■ ABOUT THIS TASK
Could each entry be returned exactly as it appears?

(Stored data)
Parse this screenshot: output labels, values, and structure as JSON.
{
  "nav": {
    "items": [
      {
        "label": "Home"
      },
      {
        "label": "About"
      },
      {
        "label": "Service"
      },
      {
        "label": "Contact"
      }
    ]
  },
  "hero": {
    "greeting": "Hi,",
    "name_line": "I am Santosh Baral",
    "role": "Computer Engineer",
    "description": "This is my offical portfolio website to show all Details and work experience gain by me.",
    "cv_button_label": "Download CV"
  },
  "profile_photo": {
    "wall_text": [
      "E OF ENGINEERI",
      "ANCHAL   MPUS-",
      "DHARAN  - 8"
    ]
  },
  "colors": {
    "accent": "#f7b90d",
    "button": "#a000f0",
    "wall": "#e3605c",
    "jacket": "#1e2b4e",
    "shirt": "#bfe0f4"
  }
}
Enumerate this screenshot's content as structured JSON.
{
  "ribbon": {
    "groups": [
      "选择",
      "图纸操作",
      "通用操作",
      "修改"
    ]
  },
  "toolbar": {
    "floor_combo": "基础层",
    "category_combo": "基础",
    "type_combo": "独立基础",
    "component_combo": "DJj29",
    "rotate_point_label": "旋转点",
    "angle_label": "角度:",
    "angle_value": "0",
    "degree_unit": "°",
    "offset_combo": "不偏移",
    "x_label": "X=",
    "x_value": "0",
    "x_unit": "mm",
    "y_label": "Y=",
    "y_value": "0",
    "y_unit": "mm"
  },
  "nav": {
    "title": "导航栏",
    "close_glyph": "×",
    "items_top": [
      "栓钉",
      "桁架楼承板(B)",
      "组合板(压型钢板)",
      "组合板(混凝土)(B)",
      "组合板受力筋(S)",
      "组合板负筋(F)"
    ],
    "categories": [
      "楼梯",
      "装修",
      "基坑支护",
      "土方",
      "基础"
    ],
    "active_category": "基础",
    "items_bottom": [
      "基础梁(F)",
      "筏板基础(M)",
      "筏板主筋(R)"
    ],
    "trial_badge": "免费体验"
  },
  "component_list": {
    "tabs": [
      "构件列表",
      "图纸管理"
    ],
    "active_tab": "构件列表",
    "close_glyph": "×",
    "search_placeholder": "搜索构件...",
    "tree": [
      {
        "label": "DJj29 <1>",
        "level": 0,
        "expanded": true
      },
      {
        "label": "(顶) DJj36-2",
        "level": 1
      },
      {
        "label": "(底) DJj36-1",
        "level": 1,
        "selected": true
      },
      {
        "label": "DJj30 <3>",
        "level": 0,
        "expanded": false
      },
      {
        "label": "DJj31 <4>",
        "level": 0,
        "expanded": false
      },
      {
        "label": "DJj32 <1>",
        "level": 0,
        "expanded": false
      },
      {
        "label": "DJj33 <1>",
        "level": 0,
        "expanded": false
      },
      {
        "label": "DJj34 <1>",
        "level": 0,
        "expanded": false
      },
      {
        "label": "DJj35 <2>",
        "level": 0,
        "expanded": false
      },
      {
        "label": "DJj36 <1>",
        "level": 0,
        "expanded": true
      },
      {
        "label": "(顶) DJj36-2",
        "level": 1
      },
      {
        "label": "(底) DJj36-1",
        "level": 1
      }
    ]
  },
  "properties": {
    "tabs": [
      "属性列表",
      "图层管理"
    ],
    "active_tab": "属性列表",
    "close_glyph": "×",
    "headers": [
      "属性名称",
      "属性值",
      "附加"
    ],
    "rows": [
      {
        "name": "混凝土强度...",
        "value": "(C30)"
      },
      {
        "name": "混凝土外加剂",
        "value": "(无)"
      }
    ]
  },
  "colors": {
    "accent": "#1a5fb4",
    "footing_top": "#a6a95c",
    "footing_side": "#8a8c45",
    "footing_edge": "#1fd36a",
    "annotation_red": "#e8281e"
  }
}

■ YOUR RESPONSE
Parse this screenshot: output labels, values, and structure as JSON.
{
  "nav": {
    "items": [
      {
        "label": "Home"
      },
      {
        "label": "About"
      },
      {
        "label": "Service"
      },
      {
        "label": "Contact"
      }
    ]
  },
  "hero": {
    "greeting": "Hi,",
    "name_line": "I am Santosh Baral",
    "role": "Computer Engineer",
    "description": "This is my offical portfolio website to show all Details and work experience gain by me.",
    "cv_button_label": "Download CV"
  },
  "profile_photo": {
    "wall_text": [
      "E OF ENGINEERI",
      "ANCHAL   MPUS-",
      "DHARAN  - 8"
    ]
  },
  "colors": {
    "accent": "#f7b90d",
    "button": "#a000f0",
    "wall": "#e3605c",
    "jacket": "#1e2b4e",
    "shirt": "#bfe0f4"
  }
}
Enumerate this screenshot's content as structured JSON.
{
  "ribbon": {
    "groups": [
      "选择",
      "图纸操作",
      "通用操作",
      "修改"
    ]
  },
  "toolbar": {
    "floor_combo": "基础层",
    "category_combo": "基础",
    "type_combo": "独立基础",
    "component_combo": "DJj29",
    "rotate_point_label": "旋转点",
    "angle_label": "角度:",
    "angle_value": "0",
    "degree_unit": "°",
    "offset_combo": "不偏移",
    "x_label": "X=",
    "x_value": "0",
    "x_unit": "mm",
    "y_label": "Y=",
    "y_value": "0",
    "y_unit": "mm"
  },
  "nav": {
    "title": "导航栏",
    "close_glyph": "×",
    "items_top": [
      "栓钉",
      "桁架楼承板(B)",
      "组合板(压型钢板)",
      "组合板(混凝土)(B)",
      "组合板受力筋(S)",
      "组合板负筋(F)"
    ],
    "categories": [
      "楼梯",
      "装修",
      "基坑支护",
      "土方",
      "基础"
    ],
    "active_category": "基础",
    "items_bottom": [
      "基础梁(F)",
      "筏板基础(M)",
      "筏板主筋(R)"
    ],
    "trial_badge": "免费体验"
  },
  "component_list": {
    "tabs": [
      "构件列表",
      "图纸管理"
    ],
    "active_tab": "构件列表",
    "close_glyph": "×",
    "search_placeholder": "搜索构件...",
    "tree": [
      {
        "label": "DJj29 <1>",
        "level": 0,
        "expanded": true
      },
      {
        "label": "(顶) DJj36-2",
        "level": 1
      },
      {
        "label": "(底) DJj36-1",
        "level": 1,
        "selected": true
      },
      {
        "label": "DJj30 <3>",
        "level": 0,
        "expanded": false
      },
      {
        "label": "DJj31 <4>",
        "level": 0,
        "expanded": false
      },
      {
        "label": "DJj32 <1>",
        "level": 0,
        "expanded": false
      },
      {
        "label": "DJj33 <1>",
        "level": 0,
        "expanded": false
      },
      {
        "label": "DJj34 <1>",
        "level": 0,
        "expanded": false
      },
      {
        "label": "DJj35 <2>",
        "level": 0,
        "expanded": false
      },
      {
        "label": "DJj36 <1>",
        "level": 0,
        "expanded": true
      },
      {
        "label": "(顶) DJj36-2",
        "level": 1
      },
      {
        "label": "(底) DJj36-1",
        "level": 1
      }
    ]
  },
  "properties": {
    "tabs": [
      "属性列表",
      "图层管理"
    ],
    "active_tab": "属性列表",
    "close_glyph": "×",
    "headers": [
      "属性名称",
      "属性值",
      "附加"
    ],
    "rows": [
      {
        "name": "混凝土强度...",
        "value": "(C30)"
      },
      {
        "name": "混凝土外加剂",
        "value": "(无)"
      }
    ]
  },
  "colors": {
    "accent": "#1a5fb4",
    "footing_top": "#a6a95c",
    "footing_side": "#8a8c45",
    "footing_edge": "#1fd36a",
    "annotation_red": "#e8281e"
  }
}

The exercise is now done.